the community would do the same thing to go look for a child they didn't
know. It was our own child we were looking for. We were hoping we would
find her alive and well."
Soon, the volunteers arrived to the dense and wet wooded area where Stoll was last seen.
"Driving up, I saw a lot of fields and woods, and I thought this is going to be a lot to cover," said Payne.
Luckily, there were more volunteers from the local communities, the
church and local law enforcement were waiting for a preliminary search
party to return so they could divide up the area into sectors to make
the searching easier.
As Soto and Payne waited, they said they discussed amongst themselves different scenarios that may have happened to Stoll.
"We threw out all of these different scenarios, but what we came up with
was that it's a 13-year-old child, who probably doubled back when she
got lost and came back somewhere close," said Payne.
As the volunteers waited for the preliminary search party to return,
they visually searched the area and the surrounding buildings for signs
of the teenager.
"One building caught our eye, mine in particular.

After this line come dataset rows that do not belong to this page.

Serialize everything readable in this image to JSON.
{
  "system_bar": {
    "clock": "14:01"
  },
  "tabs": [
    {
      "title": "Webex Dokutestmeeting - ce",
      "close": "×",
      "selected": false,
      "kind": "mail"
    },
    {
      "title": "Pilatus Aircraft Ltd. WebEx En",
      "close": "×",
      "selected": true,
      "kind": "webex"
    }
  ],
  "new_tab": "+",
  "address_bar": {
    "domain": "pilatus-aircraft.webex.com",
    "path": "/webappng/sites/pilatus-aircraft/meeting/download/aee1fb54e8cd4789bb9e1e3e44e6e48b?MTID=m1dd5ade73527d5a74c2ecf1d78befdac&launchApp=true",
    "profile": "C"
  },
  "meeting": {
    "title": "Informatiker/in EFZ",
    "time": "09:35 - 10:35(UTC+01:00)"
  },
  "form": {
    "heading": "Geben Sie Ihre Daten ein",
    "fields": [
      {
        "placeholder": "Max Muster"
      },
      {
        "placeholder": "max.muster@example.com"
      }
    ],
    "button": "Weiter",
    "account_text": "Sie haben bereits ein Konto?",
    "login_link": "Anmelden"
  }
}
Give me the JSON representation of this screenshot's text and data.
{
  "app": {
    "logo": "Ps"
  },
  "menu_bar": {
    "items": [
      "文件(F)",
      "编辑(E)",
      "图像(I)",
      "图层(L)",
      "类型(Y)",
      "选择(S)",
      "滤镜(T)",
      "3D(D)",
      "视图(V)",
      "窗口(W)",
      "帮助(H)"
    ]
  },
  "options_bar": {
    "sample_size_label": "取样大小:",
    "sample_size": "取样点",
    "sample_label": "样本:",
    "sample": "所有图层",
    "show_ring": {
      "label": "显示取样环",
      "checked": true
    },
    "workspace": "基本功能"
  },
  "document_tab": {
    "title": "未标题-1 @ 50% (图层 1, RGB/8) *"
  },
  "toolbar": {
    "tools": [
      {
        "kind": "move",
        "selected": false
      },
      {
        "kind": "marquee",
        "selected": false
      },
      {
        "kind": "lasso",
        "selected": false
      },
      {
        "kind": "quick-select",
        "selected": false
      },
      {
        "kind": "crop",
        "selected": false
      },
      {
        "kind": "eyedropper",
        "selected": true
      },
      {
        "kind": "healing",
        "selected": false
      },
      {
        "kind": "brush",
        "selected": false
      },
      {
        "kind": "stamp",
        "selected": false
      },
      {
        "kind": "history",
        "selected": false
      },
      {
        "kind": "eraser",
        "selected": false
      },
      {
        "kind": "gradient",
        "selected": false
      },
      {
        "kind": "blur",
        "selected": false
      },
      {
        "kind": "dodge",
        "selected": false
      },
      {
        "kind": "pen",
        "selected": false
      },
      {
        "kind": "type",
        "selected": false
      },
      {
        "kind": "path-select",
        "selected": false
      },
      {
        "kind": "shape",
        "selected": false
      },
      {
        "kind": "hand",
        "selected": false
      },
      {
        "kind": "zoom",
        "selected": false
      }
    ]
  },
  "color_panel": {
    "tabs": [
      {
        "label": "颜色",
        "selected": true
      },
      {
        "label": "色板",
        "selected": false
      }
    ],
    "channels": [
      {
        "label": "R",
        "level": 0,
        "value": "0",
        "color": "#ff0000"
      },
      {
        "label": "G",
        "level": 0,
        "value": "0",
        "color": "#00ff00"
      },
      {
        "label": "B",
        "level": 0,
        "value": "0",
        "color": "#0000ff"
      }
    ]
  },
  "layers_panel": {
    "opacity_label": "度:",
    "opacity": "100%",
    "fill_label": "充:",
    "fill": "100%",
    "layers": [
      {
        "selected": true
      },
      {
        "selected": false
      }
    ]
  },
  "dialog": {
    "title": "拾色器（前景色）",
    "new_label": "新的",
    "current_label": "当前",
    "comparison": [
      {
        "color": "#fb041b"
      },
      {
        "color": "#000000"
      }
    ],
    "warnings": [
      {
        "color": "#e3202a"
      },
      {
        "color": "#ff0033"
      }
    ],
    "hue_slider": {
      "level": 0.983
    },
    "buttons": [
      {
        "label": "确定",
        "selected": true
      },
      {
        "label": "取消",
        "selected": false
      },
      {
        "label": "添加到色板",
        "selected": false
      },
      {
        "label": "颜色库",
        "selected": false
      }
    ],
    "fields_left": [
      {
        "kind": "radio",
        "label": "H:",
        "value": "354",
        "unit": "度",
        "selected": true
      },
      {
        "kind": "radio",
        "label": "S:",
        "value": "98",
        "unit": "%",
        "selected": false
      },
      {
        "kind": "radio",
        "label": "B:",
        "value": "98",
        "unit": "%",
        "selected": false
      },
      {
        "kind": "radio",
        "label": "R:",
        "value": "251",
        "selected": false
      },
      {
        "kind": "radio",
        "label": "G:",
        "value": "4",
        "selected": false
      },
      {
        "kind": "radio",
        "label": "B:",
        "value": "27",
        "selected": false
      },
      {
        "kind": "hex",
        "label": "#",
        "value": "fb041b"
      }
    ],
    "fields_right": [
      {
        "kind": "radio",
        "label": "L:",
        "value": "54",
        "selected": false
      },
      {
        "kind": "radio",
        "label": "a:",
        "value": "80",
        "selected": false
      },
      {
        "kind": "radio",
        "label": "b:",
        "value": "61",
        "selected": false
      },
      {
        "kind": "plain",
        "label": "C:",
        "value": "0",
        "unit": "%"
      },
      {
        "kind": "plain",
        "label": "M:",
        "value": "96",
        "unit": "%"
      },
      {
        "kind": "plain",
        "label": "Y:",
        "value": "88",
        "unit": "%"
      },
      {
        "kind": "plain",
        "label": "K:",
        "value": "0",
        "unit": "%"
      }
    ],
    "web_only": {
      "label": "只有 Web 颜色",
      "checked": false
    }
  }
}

I was fixated on it
and drawn to it," said Payne. "I asked if the building had been searched
and was told yes."
The building in question had been searched multiple times throughout the
night but that didn't deter Payne, she went off on her own.
"I thought I heard a noise coming from the area of the building I was going to look at," said Payne.
Payne explained that she had a hard time determining whether or not the
noise was coming from the building because of the nearby highway and
surrounding creek. Just as Payne determined the source of the noise was
coming from the building, Soto was on her way to bring her back to the
main search party group because the preliminary search team had
"I asked Soto if she heard the noise and she said no. By the third time
it sounded, Soto heard it and I thought, that little girl is up there,"
As soon as Soto heard the noise, both women raced up the stairs and checked the door handles and looked inside windows.
Through a window, Soto spotted the young girl, hunched down on all fours off to the side of the door.
"Soto tried to talk her out and let her know everything was okay," said
Payne. "I turned around and started yelling to the group at the top of
my lungs that we found her, that she was up here and to send help."
Soon, the youth leader arrived with the keys to the building and was
able to unlock the door. The local law enforcement followed behind the
youth leader and tried to get Stoll to leave her spot. Once Stoll's
father arrived, he was able to coax her out of the building.
"I was happy we found her. For a child to be out there, by themselves,
after dark, with a medical condition, is a really scary situation for
any child. For us to find her, alive and well, we were relieved," said
Payne and Soto found Stoll around 11 a.m., more than 13 hours since she first disappeared.
"I had goose bumps and I was so thankful and happy that she was okay,"
said Soto. "I've never had formalized training for this type of
situation. I was just thinking that I was looking for my own child. I'm
grateful I was able to help."